** Your objective **
The whole listing below needs to be duplicated exactly, pictures aside.

··········

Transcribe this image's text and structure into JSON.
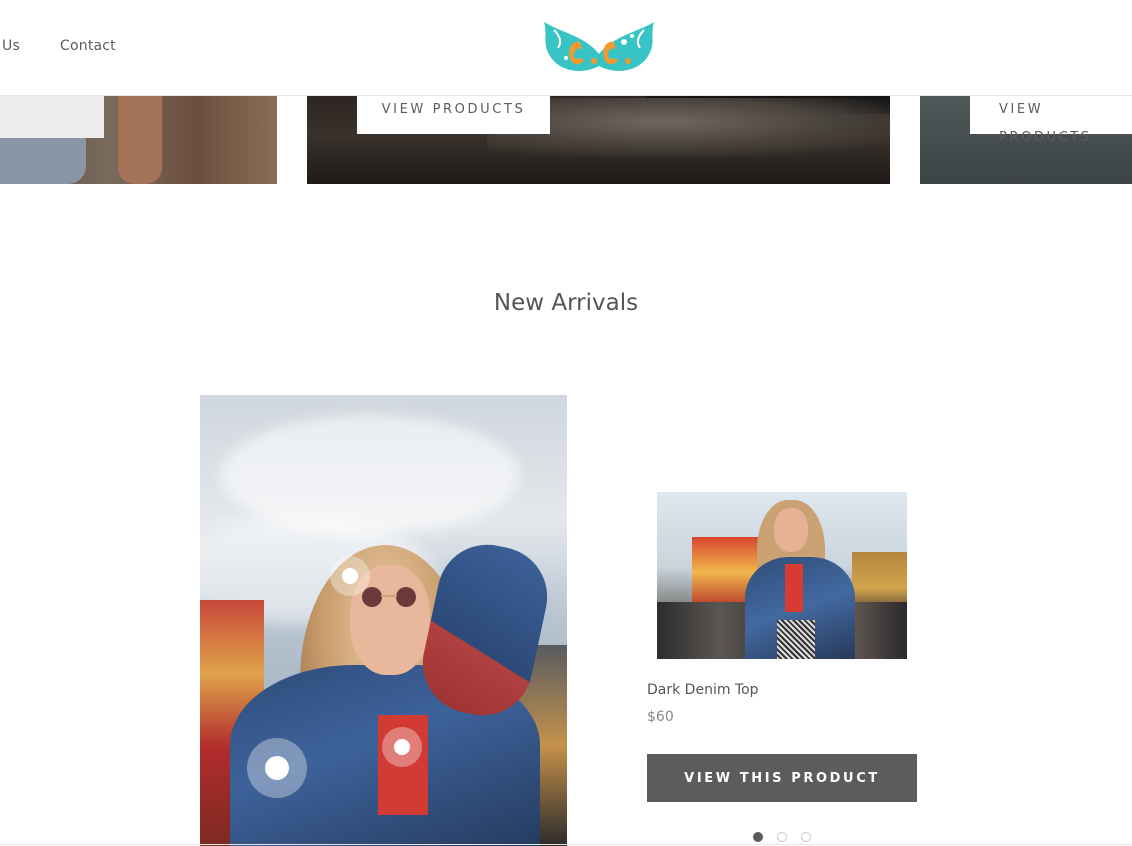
{
  "nav": {
    "about_fragment": "Us",
    "contact": "Contact"
  },
  "logo": {
    "text": "C.C",
    "colors": {
      "wings": "#38c3c5",
      "letters": "#f29a2e"
    }
  },
  "collections": {
    "button_label": "VIEW PRODUCTS"
  },
  "section": {
    "title": "New Arrivals"
  },
  "product": {
    "name": "Dark Denim Top",
    "price": "$60",
    "button_label": "VIEW THIS PRODUCT"
  },
  "slider": {
    "dot_count": 3,
    "active_index": 0
  },
  "colors": {
    "text": "#5c5c5c",
    "button_dark": "#5c5c5c",
    "background": "#ffffff"
  }
}
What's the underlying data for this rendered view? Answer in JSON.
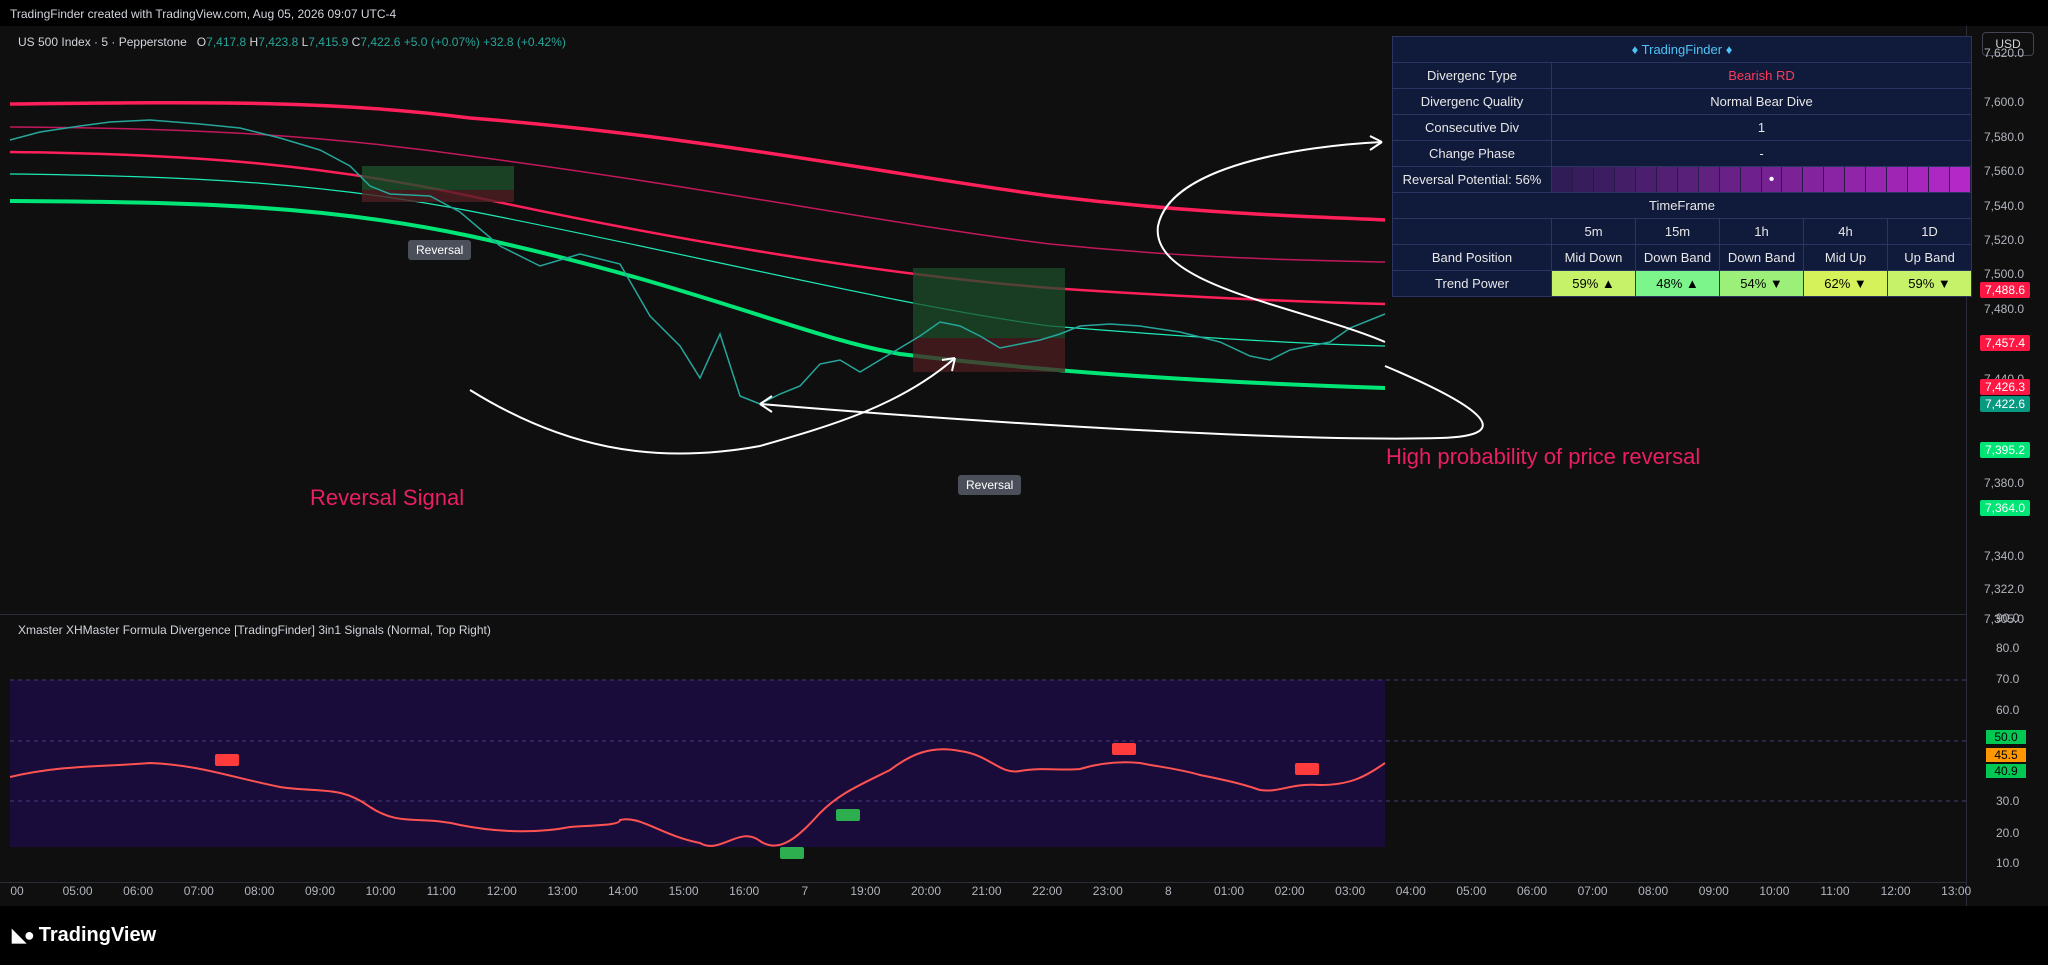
{
  "topbar": {
    "text": "TradingFinder created with TradingView.com, Aug 05, 2026 09:07 UTC-4"
  },
  "symbol": {
    "name": "US 500 Index · 5 · Pepperstone",
    "o_label": "O",
    "o": "7,417.8",
    "h_label": "H",
    "h": "7,423.8",
    "l_label": "L",
    "l": "7,415.9",
    "c_label": "C",
    "c": "7,422.6",
    "chg": "+5.0 (+0.07%)",
    "chg2": "+32.8 (+0.42%)"
  },
  "currency": "USD",
  "price_axis": [
    "7,620.0",
    "7,600.0",
    "7,580.0",
    "7,560.0",
    "7,540.0",
    "7,520.0",
    "7,500.0",
    "7,480.0",
    "7,440.0",
    "7,420.0",
    "7,380.0",
    "7,340.0",
    "7,322.0",
    "7,305.0"
  ],
  "price_tags": [
    {
      "value": "7,488.6",
      "color": "#ff1744"
    },
    {
      "value": "7,457.4",
      "color": "#ff1744"
    },
    {
      "value": "7,426.3",
      "color": "#ff1744"
    },
    {
      "value": "7,422.6",
      "color": "#089981"
    },
    {
      "value": "7,395.2",
      "color": "#00e676"
    },
    {
      "value": "7,364.0",
      "color": "#00e676"
    }
  ],
  "indicator": {
    "title": "Xmaster XHMaster Formula Divergence [TradingFinder] 3in1 Signals (Normal, Top Right)",
    "axis": [
      "90.0",
      "80.0",
      "70.0",
      "60.0",
      "40.0",
      "30.0",
      "20.0",
      "10.0"
    ],
    "tags": [
      {
        "value": "50.0",
        "color": "#00c853"
      },
      {
        "value": "45.5",
        "color": "#ff9800"
      },
      {
        "value": "40.9",
        "color": "#00c853"
      }
    ],
    "badges": [
      "-RD",
      "+RD"
    ]
  },
  "time_axis": [
    "00",
    "05:00",
    "06:00",
    "07:00",
    "08:00",
    "09:00",
    "10:00",
    "11:00",
    "12:00",
    "13:00",
    "14:00",
    "15:00",
    "16:00",
    "7",
    "19:00",
    "20:00",
    "21:00",
    "22:00",
    "23:00",
    "8",
    "01:00",
    "02:00",
    "03:00",
    "04:00",
    "05:00",
    "06:00",
    "07:00",
    "08:00",
    "09:00",
    "10:00",
    "11:00",
    "12:00",
    "13:00"
  ],
  "table": {
    "title": "♦ TradingFinder ♦",
    "rows": [
      {
        "label": "Divergenc Type",
        "value": "Bearish RD"
      },
      {
        "label": "Divergenc Quality",
        "value": "Normal Bear Dive"
      },
      {
        "label": "Consecutive Div",
        "value": "1"
      },
      {
        "label": "Change Phase",
        "value": "-"
      }
    ],
    "reversal_label": "Reversal Potential: 56%",
    "reversal_potential": 0.56,
    "timeframe_title": "TimeFrame",
    "timeframes": [
      "5m",
      "15m",
      "1h",
      "4h",
      "1D"
    ],
    "band_label": "Band Position",
    "bands": [
      "Mid Down",
      "Down Band",
      "Down Band",
      "Mid Up",
      "Up Band"
    ],
    "power_label": "Trend Power",
    "powers": [
      "59% ▲",
      "48% ▲",
      "54% ▼",
      "62% ▼",
      "59% ▼"
    ],
    "power_colors": [
      "#c6f26a",
      "#7cf58a",
      "#9cf07a",
      "#d6f25a",
      "#c6f26a"
    ]
  },
  "annotations": {
    "left": "Reversal Signal",
    "right": "High probability of price reversal",
    "box": "Reversal"
  },
  "logo": "TradingView"
}
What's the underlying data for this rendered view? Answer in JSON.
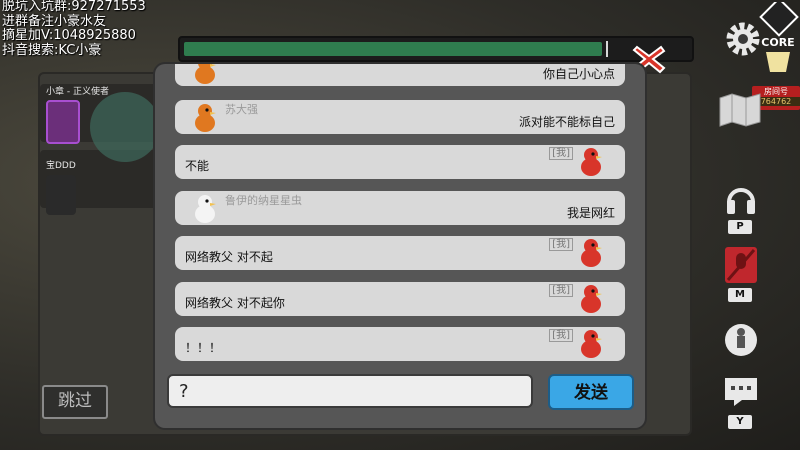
{
  "stream_overlay": {
    "lines": [
      "脱坑入坑群:927271553",
      "进群备注小豪水友",
      "摘星加V:1048925880",
      "抖音搜索:KC小豪"
    ]
  },
  "players": [
    {
      "name": "小章 - 正义使者"
    },
    {
      "name": "宝DDD"
    }
  ],
  "progress": {
    "fill_fraction": 0.83
  },
  "room": {
    "label": "房间号",
    "number": "764762"
  },
  "hotkeys": {
    "voice": "P",
    "mic": "M",
    "chat": "Y"
  },
  "skip_label": "跳过",
  "chat": {
    "messages": [
      {
        "side": "other",
        "sender": "",
        "text": "你自己小心点",
        "avatar_color": "#e07820"
      },
      {
        "side": "other",
        "sender": "苏大强",
        "text": "派对能不能标自己",
        "avatar_color": "#e07820"
      },
      {
        "side": "mine",
        "tag": "[我]",
        "text": "不能",
        "avatar_color": "#d8352a"
      },
      {
        "side": "other",
        "sender": "鲁伊的纳星星虫",
        "text": "我是网红",
        "avatar_color": "#f4f4f4"
      },
      {
        "side": "mine",
        "tag": "[我]",
        "text": "网络教父 对不起",
        "avatar_color": "#d8352a"
      },
      {
        "side": "mine",
        "tag": "[我]",
        "text": "网络教父 对不起你",
        "avatar_color": "#d8352a"
      },
      {
        "side": "mine",
        "tag": "[我]",
        "text": "！！！",
        "avatar_color": "#d8352a"
      }
    ],
    "input_value": "?",
    "send_label": "发送"
  },
  "colors": {
    "send_button": "#3aa7e6",
    "progress_fill": "#2f7d4f",
    "close_red": "#d8352a"
  },
  "icons": [
    "close-icon",
    "gear-icon",
    "map-icon",
    "headphones-icon",
    "mic-muted-icon",
    "chess-icon",
    "chat-icon",
    "core-logo"
  ]
}
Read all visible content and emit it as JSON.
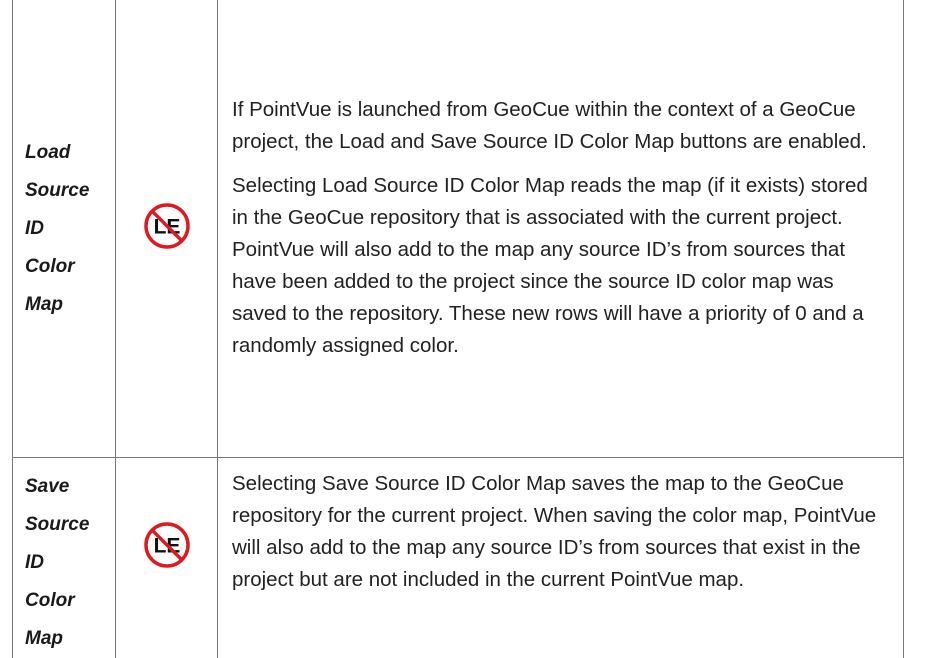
{
  "rows": [
    {
      "name_lines": [
        "Load",
        "Source",
        "ID",
        "Color",
        "Map"
      ],
      "icon": {
        "name": "no-le-icon",
        "label": "LE"
      },
      "paragraphs": [
        "If PointVue is launched from GeoCue within the context of a GeoCue project, the Load and Save Source ID Color Map buttons are enabled.",
        "Selecting Load Source ID Color Map reads the map (if it exists) stored in the GeoCue repository that is associated with the current project.  PointVue will also add to the map any source ID’s from sources that have been added to the project since the source ID color map was saved to the repository.  These new rows will have a priority of 0 and a randomly assigned color."
      ]
    },
    {
      "name_lines": [
        "Save",
        "Source",
        "ID",
        "Color",
        "Map"
      ],
      "icon": {
        "name": "no-le-icon",
        "label": "LE"
      },
      "paragraphs": [
        "Selecting Save Source ID Color Map saves the map to the GeoCue repository for the current project.  When saving the color map, PointVue will also add to the map any source ID’s from sources that exist in the project but are not included in the current PointVue map."
      ]
    }
  ],
  "colors": {
    "prohibit_red": "#e0191f",
    "border": "#777777",
    "text": "#222222"
  }
}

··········

** Final answer **
Transcribe this image's text and structure into JSON.
{
  "nav": {
    "about_fragment": "Us",
    "contact": "Contact"
  },
  "logo": {
    "text": "C.C",
    "colors": {
      "wings": "#38c3c5",
      "letters": "#f29a2e"
    }
  },
  "collections": {
    "button_label": "VIEW PRODUCTS"
  },
  "section": {
    "title": "New Arrivals"
  },
  "product": {
    "name": "Dark Denim Top",
    "price": "$60",
    "button_label": "VIEW THIS PRODUCT"
  },
  "slider": {
    "dot_count": 3,
    "active_index": 0
  },
  "colors": {
    "text": "#5c5c5c",
    "button_dark": "#5c5c5c",
    "background": "#ffffff"
  }
}
What's the underlying data for this rendered view? Answer in JSON.
{
  "topbar": {
    "text": "TradingFinder created with TradingView.com, Aug 05, 2026 09:07 UTC-4"
  },
  "symbol": {
    "name": "US 500 Index · 5 · Pepperstone",
    "o_label": "O",
    "o": "7,417.8",
    "h_label": "H",
    "h": "7,423.8",
    "l_label": "L",
    "l": "7,415.9",
    "c_label": "C",
    "c": "7,422.6",
    "chg": "+5.0 (+0.07%)",
    "chg2": "+32.8 (+0.42%)"
  },
  "currency": "USD",
  "price_axis": [
    "7,620.0",
    "7,600.0",
    "7,580.0",
    "7,560.0",
    "7,540.0",
    "7,520.0",
    "7,500.0",
    "7,480.0",
    "7,440.0",
    "7,420.0",
    "7,380.0",
    "7,340.0",
    "7,322.0",
    "7,305.0"
  ],
  "price_tags": [
    {
      "value": "7,488.6",
      "color": "#ff1744"
    },
    {
      "value": "7,457.4",
      "color": "#ff1744"
    },
    {
      "value": "7,426.3",
      "color": "#ff1744"
    },
    {
      "value": "7,422.6",
      "color": "#089981"
    },
    {
      "value": "7,395.2",
      "color": "#00e676"
    },
    {
      "value": "7,364.0",
      "color": "#00e676"
    }
  ],
  "indicator": {
    "title": "Xmaster XHMaster Formula Divergence [TradingFinder] 3in1 Signals (Normal, Top Right)",
    "axis": [
      "90.0",
      "80.0",
      "70.0",
      "60.0",
      "40.0",
      "30.0",
      "20.0",
      "10.0"
    ],
    "tags": [
      {
        "value": "50.0",
        "color": "#00c853"
      },
      {
        "value": "45.5",
        "color": "#ff9800"
      },
      {
        "value": "40.9",
        "color": "#00c853"
      }
    ],
    "badges": [
      "-RD",
      "+RD"
    ]
  },
  "time_axis": [
    "00",
    "05:00",
    "06:00",
    "07:00",
    "08:00",
    "09:00",
    "10:00",
    "11:00",
    "12:00",
    "13:00",
    "14:00",
    "15:00",
    "16:00",
    "7",
    "19:00",
    "20:00",
    "21:00",
    "22:00",
    "23:00",
    "8",
    "01:00",
    "02:00",
    "03:00",
    "04:00",
    "05:00",
    "06:00",
    "07:00",
    "08:00",
    "09:00",
    "10:00",
    "11:00",
    "12:00",
    "13:00"
  ],
  "table": {
    "title": "♦ TradingFinder ♦",
    "rows": [
      {
        "label": "Divergenc Type",
        "value": "Bearish RD"
      },
      {
        "label": "Divergenc Quality",
        "value": "Normal Bear Dive"
      },
      {
        "label": "Consecutive Div",
        "value": "1"
      },
      {
        "label": "Change Phase",
        "value": "-"
      }
    ],
    "reversal_label": "Reversal Potential: 56%",
    "reversal_potential": 0.56,
    "timeframe_title": "TimeFrame",
    "timeframes": [
      "5m",
      "15m",
      "1h",
      "4h",
      "1D"
    ],
    "band_label": "Band Position",
    "bands": [
      "Mid Down",
      "Down Band",
      "Down Band",
      "Mid Up",
      "Up Band"
    ],
    "power_label": "Trend Power",
    "powers": [
      "59% ▲",
      "48% ▲",
      "54% ▼",
      "62% ▼",
      "59% ▼"
    ],
    "power_colors": [
      "#c6f26a",
      "#7cf58a",
      "#9cf07a",
      "#d6f25a",
      "#c6f26a"
    ]
  },
  "annotations": {
    "left": "Reversal Signal",
    "right": "High probability of price reversal",
    "box": "Reversal"
  },
  "logo": "TradingView"
}
What's the underlying data for this rendered view? Answer in JSON.
{
  "stream_overlay": {
    "lines": [
      "脱坑入坑群:927271553",
      "进群备注小豪水友",
      "摘星加V:1048925880",
      "抖音搜索:KC小豪"
    ]
  },
  "players": [
    {
      "name": "小章 - 正义使者"
    },
    {
      "name": "宝DDD"
    }
  ],
  "progress": {
    "fill_fraction": 0.83
  },
  "room": {
    "label": "房间号",
    "number": "764762"
  },
  "hotkeys": {
    "voice": "P",
    "mic": "M",
    "chat": "Y"
  },
  "skip_label": "跳过",
  "chat": {
    "messages": [
      {
        "side": "other",
        "sender": "",
        "text": "你自己小心点",
        "avatar_color": "#e07820"
      },
      {
        "side": "other",
        "sender": "苏大强",
        "text": "派对能不能标自己",
        "avatar_color": "#e07820"
      },
      {
        "side": "mine",
        "tag": "[我]",
        "text": "不能",
        "avatar_color": "#d8352a"
      },
      {
        "side": "other",
        "sender": "鲁伊的纳星星虫",
        "text": "我是网红",
        "avatar_color": "#f4f4f4"
      },
      {
        "side": "mine",
        "tag": "[我]",
        "text": "网络教父 对不起",
        "avatar_color": "#d8352a"
      },
      {
        "side": "mine",
        "tag": "[我]",
        "text": "网络教父 对不起你",
        "avatar_color": "#d8352a"
      },
      {
        "side": "mine",
        "tag": "[我]",
        "text": "！！！",
        "avatar_color": "#d8352a"
      }
    ],
    "input_value": "?",
    "send_label": "发送"
  },
  "colors": {
    "send_button": "#3aa7e6",
    "progress_fill": "#2f7d4f",
    "close_red": "#d8352a"
  },
  "icons": [
    "close-icon",
    "gear-icon",
    "map-icon",
    "headphones-icon",
    "mic-muted-icon",
    "chess-icon",
    "chat-icon",
    "core-logo"
  ]
}
Read all visible content and emit it as JSON.
{
  "rows": [
    {
      "name_lines": [
        "Load",
        "Source",
        "ID",
        "Color",
        "Map"
      ],
      "icon": {
        "name": "no-le-icon",
        "label": "LE"
      },
      "paragraphs": [
        "If PointVue is launched from GeoCue within the context of a GeoCue project, the Load and Save Source ID Color Map buttons are enabled.",
        "Selecting Load Source ID Color Map reads the map (if it exists) stored in the GeoCue repository that is associated with the current project.  PointVue will also add to the map any source ID’s from sources that have been added to the project since the source ID color map was saved to the repository.  These new rows will have a priority of 0 and a randomly assigned color."
      ]
    },
    {
      "name_lines": [
        "Save",
        "Source",
        "ID",
        "Color",
        "Map"
      ],
      "icon": {
        "name": "no-le-icon",
        "label": "LE"
      },
      "paragraphs": [
        "Selecting Save Source ID Color Map saves the map to the GeoCue repository for the current project.  When saving the color map, PointVue will also add to the map any source ID’s from sources that exist in the project but are not included in the current PointVue map."
      ]
    }
  ],
  "colors": {
    "prohibit_red": "#e0191f",
    "border": "#777777",
    "text": "#222222"
  }
}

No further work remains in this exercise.